Work to be completed ▸
Below are the records; pull every line that includes "Сбор".
################
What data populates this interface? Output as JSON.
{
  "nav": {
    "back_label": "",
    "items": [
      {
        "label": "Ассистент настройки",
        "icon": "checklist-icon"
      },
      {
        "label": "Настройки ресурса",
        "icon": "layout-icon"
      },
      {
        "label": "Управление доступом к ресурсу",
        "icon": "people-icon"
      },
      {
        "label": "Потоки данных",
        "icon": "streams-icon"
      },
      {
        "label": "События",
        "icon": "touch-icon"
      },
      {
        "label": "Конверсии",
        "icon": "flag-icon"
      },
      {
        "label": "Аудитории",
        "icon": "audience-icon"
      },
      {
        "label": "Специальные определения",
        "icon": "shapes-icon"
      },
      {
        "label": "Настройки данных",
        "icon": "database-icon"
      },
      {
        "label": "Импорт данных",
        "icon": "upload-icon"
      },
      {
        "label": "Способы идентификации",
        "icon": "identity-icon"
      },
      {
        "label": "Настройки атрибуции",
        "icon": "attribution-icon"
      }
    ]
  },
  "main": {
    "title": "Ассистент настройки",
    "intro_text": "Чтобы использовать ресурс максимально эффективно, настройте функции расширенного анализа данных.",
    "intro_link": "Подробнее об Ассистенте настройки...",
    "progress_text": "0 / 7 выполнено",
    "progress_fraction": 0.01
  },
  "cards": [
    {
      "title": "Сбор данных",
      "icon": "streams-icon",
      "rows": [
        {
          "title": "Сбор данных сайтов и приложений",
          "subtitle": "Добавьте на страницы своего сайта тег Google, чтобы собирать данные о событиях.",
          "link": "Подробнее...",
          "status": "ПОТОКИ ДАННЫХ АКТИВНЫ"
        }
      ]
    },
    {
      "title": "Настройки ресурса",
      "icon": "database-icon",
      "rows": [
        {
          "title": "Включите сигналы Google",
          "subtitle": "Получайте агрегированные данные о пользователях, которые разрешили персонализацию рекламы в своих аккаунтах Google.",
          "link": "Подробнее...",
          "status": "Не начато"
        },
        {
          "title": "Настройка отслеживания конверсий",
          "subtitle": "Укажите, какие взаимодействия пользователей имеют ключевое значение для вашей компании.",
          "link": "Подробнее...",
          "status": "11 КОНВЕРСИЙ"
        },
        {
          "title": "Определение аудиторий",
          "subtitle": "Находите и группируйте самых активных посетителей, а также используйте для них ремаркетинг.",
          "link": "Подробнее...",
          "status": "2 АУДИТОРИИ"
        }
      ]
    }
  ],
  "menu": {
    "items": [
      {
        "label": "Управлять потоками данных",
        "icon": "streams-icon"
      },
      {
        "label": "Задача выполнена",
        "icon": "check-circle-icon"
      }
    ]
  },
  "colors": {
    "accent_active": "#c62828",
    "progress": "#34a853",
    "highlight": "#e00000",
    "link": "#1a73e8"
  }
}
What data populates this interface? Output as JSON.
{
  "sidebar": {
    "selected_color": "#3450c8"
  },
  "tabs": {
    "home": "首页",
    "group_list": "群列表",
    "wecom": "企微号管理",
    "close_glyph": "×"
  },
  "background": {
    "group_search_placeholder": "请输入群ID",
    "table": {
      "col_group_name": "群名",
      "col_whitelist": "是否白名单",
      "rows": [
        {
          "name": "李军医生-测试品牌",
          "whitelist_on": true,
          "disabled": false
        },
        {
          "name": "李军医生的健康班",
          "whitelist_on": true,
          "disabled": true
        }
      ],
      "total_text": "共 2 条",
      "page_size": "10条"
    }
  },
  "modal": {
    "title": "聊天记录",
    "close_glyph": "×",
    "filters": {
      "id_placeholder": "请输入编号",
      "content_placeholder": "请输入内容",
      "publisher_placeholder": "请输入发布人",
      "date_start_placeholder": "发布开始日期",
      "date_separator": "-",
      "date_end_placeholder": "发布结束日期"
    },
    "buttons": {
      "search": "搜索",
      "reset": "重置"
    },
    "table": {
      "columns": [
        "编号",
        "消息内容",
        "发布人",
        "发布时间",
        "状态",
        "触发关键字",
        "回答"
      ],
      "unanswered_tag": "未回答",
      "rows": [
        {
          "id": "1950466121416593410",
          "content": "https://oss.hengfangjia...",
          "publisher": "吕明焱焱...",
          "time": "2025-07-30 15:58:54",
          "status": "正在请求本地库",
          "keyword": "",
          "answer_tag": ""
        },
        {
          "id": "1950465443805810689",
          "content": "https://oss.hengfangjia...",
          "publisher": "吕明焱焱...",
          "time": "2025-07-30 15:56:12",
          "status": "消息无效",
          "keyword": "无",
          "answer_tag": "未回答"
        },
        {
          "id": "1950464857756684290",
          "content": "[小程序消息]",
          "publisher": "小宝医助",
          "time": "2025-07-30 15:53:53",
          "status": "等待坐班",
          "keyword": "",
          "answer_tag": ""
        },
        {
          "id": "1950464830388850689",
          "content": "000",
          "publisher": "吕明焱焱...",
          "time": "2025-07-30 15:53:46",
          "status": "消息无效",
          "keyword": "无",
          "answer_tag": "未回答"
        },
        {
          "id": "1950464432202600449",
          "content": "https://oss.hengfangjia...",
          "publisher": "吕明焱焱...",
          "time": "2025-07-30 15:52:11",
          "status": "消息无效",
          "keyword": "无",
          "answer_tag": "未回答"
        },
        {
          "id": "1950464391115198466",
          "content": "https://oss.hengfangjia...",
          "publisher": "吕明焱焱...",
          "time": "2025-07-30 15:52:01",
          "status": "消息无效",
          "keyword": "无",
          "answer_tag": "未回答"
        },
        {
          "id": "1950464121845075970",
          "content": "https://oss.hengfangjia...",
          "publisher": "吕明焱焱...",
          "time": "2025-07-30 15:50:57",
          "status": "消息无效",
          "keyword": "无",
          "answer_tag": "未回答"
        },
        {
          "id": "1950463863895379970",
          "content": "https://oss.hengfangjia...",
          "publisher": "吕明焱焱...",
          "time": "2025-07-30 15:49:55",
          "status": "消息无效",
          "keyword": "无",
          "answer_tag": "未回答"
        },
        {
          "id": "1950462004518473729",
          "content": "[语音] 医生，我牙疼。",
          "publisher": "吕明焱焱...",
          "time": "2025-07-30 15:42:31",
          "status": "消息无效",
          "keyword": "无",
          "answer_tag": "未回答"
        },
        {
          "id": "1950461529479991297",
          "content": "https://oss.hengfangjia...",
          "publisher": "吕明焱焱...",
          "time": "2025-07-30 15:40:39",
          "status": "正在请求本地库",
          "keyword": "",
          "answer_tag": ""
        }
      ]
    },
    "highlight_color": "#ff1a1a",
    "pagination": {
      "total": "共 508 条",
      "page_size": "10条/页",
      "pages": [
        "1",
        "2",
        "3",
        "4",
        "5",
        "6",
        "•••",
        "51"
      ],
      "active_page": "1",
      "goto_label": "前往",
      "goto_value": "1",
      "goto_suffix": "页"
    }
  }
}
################
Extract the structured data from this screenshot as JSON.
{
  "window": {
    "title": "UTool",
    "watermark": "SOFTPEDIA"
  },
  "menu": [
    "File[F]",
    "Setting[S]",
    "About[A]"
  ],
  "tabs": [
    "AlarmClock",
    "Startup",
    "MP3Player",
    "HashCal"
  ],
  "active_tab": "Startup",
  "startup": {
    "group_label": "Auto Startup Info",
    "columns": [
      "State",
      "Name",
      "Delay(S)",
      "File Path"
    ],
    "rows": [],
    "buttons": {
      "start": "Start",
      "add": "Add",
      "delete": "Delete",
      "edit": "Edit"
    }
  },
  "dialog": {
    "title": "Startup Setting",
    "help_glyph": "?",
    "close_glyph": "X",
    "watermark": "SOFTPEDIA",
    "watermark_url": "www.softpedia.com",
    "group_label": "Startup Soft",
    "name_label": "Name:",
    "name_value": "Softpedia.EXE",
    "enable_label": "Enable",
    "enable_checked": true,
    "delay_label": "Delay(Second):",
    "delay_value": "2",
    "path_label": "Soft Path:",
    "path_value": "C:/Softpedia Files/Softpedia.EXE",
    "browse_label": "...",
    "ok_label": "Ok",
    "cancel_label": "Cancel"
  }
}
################
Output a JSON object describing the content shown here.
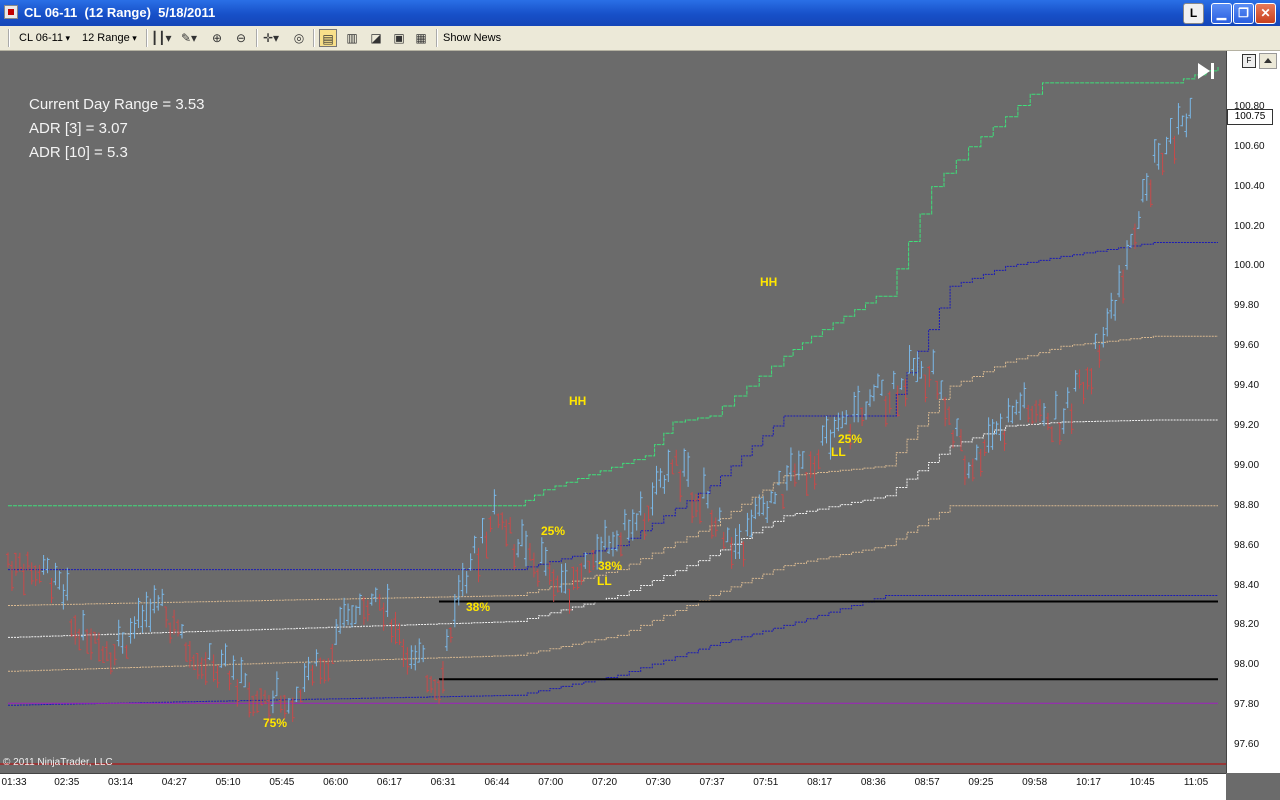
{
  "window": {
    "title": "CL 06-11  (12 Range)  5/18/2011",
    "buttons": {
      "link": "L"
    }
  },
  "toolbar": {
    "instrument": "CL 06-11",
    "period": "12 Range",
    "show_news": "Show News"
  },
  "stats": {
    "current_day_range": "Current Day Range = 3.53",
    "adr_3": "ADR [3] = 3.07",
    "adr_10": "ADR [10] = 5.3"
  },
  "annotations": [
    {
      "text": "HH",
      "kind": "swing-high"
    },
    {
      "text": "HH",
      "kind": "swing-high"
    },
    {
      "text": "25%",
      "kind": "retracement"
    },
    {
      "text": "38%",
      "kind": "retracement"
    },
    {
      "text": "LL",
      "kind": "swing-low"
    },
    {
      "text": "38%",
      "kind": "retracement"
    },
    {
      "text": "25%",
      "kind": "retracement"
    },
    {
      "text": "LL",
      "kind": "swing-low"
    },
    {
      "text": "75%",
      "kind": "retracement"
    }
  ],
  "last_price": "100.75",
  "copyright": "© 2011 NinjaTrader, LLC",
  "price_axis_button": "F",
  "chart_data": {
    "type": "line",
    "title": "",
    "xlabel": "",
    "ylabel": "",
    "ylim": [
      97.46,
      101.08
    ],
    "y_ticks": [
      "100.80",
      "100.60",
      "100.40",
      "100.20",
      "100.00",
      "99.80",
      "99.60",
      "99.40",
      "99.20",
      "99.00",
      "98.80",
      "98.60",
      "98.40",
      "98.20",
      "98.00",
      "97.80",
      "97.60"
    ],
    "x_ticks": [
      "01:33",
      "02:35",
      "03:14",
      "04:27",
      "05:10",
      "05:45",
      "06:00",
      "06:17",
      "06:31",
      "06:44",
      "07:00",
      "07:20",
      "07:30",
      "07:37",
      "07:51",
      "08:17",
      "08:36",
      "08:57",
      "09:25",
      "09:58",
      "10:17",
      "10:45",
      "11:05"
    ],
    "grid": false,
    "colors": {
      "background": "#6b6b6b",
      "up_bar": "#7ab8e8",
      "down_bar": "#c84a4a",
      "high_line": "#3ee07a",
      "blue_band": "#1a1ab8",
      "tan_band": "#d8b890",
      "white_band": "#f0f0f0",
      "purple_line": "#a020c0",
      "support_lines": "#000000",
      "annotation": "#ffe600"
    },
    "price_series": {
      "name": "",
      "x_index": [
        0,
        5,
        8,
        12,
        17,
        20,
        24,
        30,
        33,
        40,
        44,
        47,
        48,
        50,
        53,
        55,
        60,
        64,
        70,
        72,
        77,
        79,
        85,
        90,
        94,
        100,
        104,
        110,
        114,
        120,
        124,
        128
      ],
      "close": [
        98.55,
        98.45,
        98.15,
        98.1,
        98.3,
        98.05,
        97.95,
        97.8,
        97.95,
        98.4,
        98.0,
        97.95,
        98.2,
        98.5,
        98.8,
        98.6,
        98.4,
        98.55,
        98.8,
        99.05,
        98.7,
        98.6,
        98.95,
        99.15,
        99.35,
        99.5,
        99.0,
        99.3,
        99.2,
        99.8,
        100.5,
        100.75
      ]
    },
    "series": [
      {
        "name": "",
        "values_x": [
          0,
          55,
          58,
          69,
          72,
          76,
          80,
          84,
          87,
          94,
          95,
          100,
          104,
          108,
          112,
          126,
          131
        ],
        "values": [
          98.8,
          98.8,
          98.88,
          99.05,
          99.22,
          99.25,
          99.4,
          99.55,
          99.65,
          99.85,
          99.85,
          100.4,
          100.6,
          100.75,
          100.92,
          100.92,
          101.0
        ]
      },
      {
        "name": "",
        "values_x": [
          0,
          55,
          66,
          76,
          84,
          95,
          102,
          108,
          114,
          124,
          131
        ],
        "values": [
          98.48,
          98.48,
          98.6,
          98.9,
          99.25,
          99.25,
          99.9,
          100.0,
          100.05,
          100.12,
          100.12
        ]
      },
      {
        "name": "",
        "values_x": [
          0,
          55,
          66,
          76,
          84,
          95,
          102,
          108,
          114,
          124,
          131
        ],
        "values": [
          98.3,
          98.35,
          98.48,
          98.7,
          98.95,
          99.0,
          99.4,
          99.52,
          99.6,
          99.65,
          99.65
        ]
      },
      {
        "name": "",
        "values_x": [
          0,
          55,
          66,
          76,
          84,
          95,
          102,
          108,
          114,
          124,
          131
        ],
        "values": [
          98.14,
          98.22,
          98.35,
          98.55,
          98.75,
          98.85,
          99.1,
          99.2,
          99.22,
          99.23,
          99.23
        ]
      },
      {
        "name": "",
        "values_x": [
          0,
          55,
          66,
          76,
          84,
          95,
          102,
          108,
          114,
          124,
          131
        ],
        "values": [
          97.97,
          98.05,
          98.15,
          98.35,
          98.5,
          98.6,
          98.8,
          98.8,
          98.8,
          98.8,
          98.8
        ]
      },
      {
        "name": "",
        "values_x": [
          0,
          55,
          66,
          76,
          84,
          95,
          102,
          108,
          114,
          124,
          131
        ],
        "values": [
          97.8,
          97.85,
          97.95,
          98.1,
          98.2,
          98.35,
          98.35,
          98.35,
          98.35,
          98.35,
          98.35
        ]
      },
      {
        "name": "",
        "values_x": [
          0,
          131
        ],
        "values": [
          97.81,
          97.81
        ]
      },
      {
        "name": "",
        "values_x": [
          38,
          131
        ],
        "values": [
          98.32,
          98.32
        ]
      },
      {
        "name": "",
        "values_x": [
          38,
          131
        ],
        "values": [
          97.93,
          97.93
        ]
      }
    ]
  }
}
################
Result ▸
      "title": "Сбор данных",
          "title": "Сбор данных сайтов и приложений",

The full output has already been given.